I have not listened to music as a way to decompress and refill myself. Given that the other activities I have mentioned take more time and effort, I should probably give music a try. With my I-phone a constant companion, it could be even more convenient than cookies!

Sometimes, when I am at my most stressed, visiting Mom or Aunt Clair in the hospital (I don’t like hospitals, does anyone?), just stopping to breathe and think about what I will do (the walk I will take) or reflecting on what I most recently did (watching the sunset on the bay at the Outer Banks or cuddling with my granddaughter) can help. It is a habit of mind I am developing – a way to comfort myself. Maybe that is the key. In that difficult moment, rather than imagining what treat I will pick up on my way out of the hospital, I can recall a moment of nature and beauty, or anticipate the next one, and get through the challenge. Fill myself up that way.
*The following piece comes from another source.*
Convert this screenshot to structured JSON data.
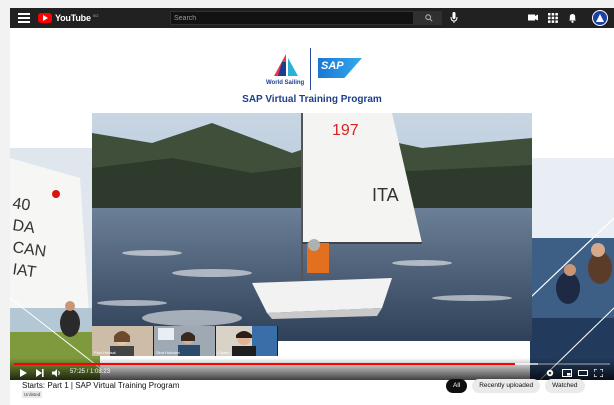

It isn’t easy to change patterns of thought that have been part of me for most, if not all, of my 61 years. But, I’m not giving up on being healthier. The coming year will likely bring continuing challenges, my mother and my aunt won’t be getting younger, and who knows what else may come down the pike. I can cope but I can do a better job of coping. If you have suggestions, especially those that don’t involve empty calories, I would love to hear them. What do you do to recharge your batteries? What refills you?